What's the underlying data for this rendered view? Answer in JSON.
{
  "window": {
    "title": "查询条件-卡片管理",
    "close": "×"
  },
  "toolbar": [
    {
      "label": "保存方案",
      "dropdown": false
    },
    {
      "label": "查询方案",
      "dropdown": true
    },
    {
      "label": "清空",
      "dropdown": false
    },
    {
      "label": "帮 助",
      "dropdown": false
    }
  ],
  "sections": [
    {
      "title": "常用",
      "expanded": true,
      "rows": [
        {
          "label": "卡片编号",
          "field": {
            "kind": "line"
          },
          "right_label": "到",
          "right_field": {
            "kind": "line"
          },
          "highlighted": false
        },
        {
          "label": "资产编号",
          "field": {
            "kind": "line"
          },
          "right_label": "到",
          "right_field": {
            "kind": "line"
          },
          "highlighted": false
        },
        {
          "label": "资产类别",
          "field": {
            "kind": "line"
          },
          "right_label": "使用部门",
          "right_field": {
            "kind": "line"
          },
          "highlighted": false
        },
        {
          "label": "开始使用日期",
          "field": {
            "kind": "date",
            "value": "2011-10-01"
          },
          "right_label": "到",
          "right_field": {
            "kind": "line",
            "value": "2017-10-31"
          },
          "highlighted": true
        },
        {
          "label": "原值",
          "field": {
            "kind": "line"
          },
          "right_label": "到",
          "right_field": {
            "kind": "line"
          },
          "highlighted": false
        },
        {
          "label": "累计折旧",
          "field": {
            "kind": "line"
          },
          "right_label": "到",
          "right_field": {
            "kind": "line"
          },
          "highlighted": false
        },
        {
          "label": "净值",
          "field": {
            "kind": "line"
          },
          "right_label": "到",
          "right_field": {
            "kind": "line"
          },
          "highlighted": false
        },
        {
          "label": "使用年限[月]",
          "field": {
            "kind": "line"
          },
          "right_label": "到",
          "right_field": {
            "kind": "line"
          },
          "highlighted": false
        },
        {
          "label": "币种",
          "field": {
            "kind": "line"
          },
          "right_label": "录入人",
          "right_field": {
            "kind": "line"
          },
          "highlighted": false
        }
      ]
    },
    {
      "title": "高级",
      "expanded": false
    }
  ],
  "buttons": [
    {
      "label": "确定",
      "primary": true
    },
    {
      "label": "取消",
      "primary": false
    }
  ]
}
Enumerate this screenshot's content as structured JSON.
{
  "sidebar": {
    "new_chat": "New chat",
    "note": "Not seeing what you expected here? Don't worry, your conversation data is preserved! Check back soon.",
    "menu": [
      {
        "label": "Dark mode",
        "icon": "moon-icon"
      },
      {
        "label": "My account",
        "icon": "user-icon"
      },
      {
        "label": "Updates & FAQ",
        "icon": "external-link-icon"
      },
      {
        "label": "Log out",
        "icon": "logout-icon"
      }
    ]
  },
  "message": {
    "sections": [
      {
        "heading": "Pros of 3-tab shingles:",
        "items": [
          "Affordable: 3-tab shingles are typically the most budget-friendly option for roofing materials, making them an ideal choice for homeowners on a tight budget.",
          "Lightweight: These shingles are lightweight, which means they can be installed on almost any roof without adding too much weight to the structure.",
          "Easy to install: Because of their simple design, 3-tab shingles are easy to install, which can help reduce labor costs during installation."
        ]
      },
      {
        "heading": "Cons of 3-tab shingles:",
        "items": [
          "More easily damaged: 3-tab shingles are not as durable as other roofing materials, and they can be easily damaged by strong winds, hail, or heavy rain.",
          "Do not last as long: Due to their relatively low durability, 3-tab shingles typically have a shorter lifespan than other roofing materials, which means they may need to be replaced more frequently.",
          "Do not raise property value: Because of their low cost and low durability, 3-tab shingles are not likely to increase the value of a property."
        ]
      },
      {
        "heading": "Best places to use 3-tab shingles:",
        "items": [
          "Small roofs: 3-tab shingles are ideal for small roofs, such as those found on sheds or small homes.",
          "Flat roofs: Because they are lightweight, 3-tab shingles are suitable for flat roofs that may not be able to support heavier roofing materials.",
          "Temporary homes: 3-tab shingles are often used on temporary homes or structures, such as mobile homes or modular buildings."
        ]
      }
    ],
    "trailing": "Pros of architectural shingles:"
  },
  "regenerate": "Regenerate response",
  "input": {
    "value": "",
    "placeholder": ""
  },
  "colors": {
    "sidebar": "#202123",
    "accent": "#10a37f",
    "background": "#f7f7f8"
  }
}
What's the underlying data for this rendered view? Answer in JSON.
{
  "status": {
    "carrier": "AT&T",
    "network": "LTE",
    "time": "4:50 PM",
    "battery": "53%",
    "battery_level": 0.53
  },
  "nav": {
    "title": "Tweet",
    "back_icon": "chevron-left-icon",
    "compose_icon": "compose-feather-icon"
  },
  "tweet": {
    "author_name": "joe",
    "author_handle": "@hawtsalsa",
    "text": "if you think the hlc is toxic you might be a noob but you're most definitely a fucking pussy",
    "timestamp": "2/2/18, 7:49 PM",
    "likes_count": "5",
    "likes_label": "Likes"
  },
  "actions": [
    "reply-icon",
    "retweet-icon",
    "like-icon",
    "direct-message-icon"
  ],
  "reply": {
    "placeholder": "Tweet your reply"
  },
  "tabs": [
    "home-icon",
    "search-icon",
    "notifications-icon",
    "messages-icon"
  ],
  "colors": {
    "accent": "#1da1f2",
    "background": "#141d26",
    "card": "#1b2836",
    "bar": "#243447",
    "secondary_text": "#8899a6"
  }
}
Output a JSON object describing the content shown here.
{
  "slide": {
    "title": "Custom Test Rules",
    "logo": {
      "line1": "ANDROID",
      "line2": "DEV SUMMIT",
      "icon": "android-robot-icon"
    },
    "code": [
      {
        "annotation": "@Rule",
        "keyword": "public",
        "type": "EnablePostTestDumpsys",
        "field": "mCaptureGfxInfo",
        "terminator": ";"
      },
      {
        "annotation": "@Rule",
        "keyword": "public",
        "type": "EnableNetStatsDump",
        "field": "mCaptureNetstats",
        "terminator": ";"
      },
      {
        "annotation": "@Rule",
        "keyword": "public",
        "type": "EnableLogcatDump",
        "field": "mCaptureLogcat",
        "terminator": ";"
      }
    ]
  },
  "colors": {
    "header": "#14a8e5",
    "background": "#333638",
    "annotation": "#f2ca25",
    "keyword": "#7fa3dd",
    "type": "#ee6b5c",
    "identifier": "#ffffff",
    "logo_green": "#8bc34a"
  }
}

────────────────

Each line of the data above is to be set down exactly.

Answer to the problem:
What's the underlying data for this rendered view? Answer in JSON.
{
  "window": {
    "title": "查询条件-卡片管理",
    "close": "×"
  },
  "toolbar": [
    {
      "label": "保存方案",
      "dropdown": false
    },
    {
      "label": "查询方案",
      "dropdown": true
    },
    {
      "label": "清空",
      "dropdown": false
    },
    {
      "label": "帮 助",
      "dropdown": false
    }
  ],
  "sections": [
    {
      "title": "常用",
      "expanded": true,
      "rows": [
        {
          "label": "卡片编号",
          "field": {
            "kind": "line"
          },
          "right_label": "到",
          "right_field": {
            "kind": "line"
          },
          "highlighted": false
        },
        {
          "label": "资产编号",
          "field": {
            "kind": "line"
          },
          "right_label": "到",
          "right_field": {
            "kind": "line"
          },
          "highlighted": false
        },
        {
          "label": "资产类别",
          "field": {
            "kind": "line"
          },
          "right_label": "使用部门",
          "right_field": {
            "kind": "line"
          },
          "highlighted": false
        },
        {
          "label": "开始使用日期",
          "field": {
            "kind": "date",
            "value": "2011-10-01"
          },
          "right_label": "到",
          "right_field": {
            "kind": "line",
            "value": "2017-10-31"
          },
          "highlighted": true
        },
        {
          "label": "原值",
          "field": {
            "kind": "line"
          },
          "right_label": "到",
          "right_field": {
            "kind": "line"
          },
          "highlighted": false
        },
        {
          "label": "累计折旧",
          "field": {
            "kind": "line"
          },
          "right_label": "到",
          "right_field": {
            "kind": "line"
          },
          "highlighted": false
        },
        {
          "label": "净值",
          "field": {
            "kind": "line"
          },
          "right_label": "到",
          "right_field": {
            "kind": "line"
          },
          "highlighted": false
        },
        {
          "label": "使用年限[月]",
          "field": {
            "kind": "line"
          },
          "right_label": "到",
          "right_field": {
            "kind": "line"
          },
          "highlighted": false
        },
        {
          "label": "币种",
          "field": {
            "kind": "line"
          },
          "right_label": "录入人",
          "right_field": {
            "kind": "line"
          },
          "highlighted": false
        }
      ]
    },
    {
      "title": "高级",
      "expanded": false
    }
  ],
  "buttons": [
    {
      "label": "确定",
      "primary": true
    },
    {
      "label": "取消",
      "primary": false
    }
  ]
}
Enumerate this screenshot's content as structured JSON.
{
  "sidebar": {
    "new_chat": "New chat",
    "note": "Not seeing what you expected here? Don't worry, your conversation data is preserved! Check back soon.",
    "menu": [
      {
        "label": "Dark mode",
        "icon": "moon-icon"
      },
      {
        "label": "My account",
        "icon": "user-icon"
      },
      {
        "label": "Updates & FAQ",
        "icon": "external-link-icon"
      },
      {
        "label": "Log out",
        "icon": "logout-icon"
      }
    ]
  },
  "message": {
    "sections": [
      {
        "heading": "Pros of 3-tab shingles:",
        "items": [
          "Affordable: 3-tab shingles are typically the most budget-friendly option for roofing materials, making them an ideal choice for homeowners on a tight budget.",
          "Lightweight: These shingles are lightweight, which means they can be installed on almost any roof without adding too much weight to the structure.",
          "Easy to install: Because of their simple design, 3-tab shingles are easy to install, which can help reduce labor costs during installation."
        ]
      },
      {
        "heading": "Cons of 3-tab shingles:",
        "items": [
          "More easily damaged: 3-tab shingles are not as durable as other roofing materials, and they can be easily damaged by strong winds, hail, or heavy rain.",
          "Do not last as long: Due to their relatively low durability, 3-tab shingles typically have a shorter lifespan than other roofing materials, which means they may need to be replaced more frequently.",
          "Do not raise property value: Because of their low cost and low durability, 3-tab shingles are not likely to increase the value of a property."
        ]
      },
      {
        "heading": "Best places to use 3-tab shingles:",
        "items": [
          "Small roofs: 3-tab shingles are ideal for small roofs, such as those found on sheds or small homes.",
          "Flat roofs: Because they are lightweight, 3-tab shingles are suitable for flat roofs that may not be able to support heavier roofing materials.",
          "Temporary homes: 3-tab shingles are often used on temporary homes or structures, such as mobile homes or modular buildings."
        ]
      }
    ],
    "trailing": "Pros of architectural shingles:"
  },
  "regenerate": "Regenerate response",
  "input": {
    "value": "",
    "placeholder": ""
  },
  "colors": {
    "sidebar": "#202123",
    "accent": "#10a37f",
    "background": "#f7f7f8"
  }
}
What's the underlying data for this rendered view? Answer in JSON.
{
  "status": {
    "carrier": "AT&T",
    "network": "LTE",
    "time": "4:50 PM",
    "battery": "53%",
    "battery_level": 0.53
  },
  "nav": {
    "title": "Tweet",
    "back_icon": "chevron-left-icon",
    "compose_icon": "compose-feather-icon"
  },
  "tweet": {
    "author_name": "joe",
    "author_handle": "@hawtsalsa",
    "text": "if you think the hlc is toxic you might be a noob but you're most definitely a fucking pussy",
    "timestamp": "2/2/18, 7:49 PM",
    "likes_count": "5",
    "likes_label": "Likes"
  },
  "actions": [
    "reply-icon",
    "retweet-icon",
    "like-icon",
    "direct-message-icon"
  ],
  "reply": {
    "placeholder": "Tweet your reply"
  },
  "tabs": [
    "home-icon",
    "search-icon",
    "notifications-icon",
    "messages-icon"
  ],
  "colors": {
    "accent": "#1da1f2",
    "background": "#141d26",
    "card": "#1b2836",
    "bar": "#243447",
    "secondary_text": "#8899a6"
  }
}
Output a JSON object describing the content shown here.
{
  "slide": {
    "title": "Custom Test Rules",
    "logo": {
      "line1": "ANDROID",
      "line2": "DEV SUMMIT",
      "icon": "android-robot-icon"
    },
    "code": [
      {
        "annotation": "@Rule",
        "keyword": "public",
        "type": "EnablePostTestDumpsys",
        "field": "mCaptureGfxInfo",
        "terminator": ";"
      },
      {
        "annotation": "@Rule",
        "keyword": "public",
        "type": "EnableNetStatsDump",
        "field": "mCaptureNetstats",
        "terminator": ";"
      },
      {
        "annotation": "@Rule",
        "keyword": "public",
        "type": "EnableLogcatDump",
        "field": "mCaptureLogcat",
        "terminator": ";"
      }
    ]
  },
  "colors": {
    "header": "#14a8e5",
    "background": "#333638",
    "annotation": "#f2ca25",
    "keyword": "#7fa3dd",
    "type": "#ee6b5c",
    "identifier": "#ffffff",
    "logo_green": "#8bc34a"
  }
}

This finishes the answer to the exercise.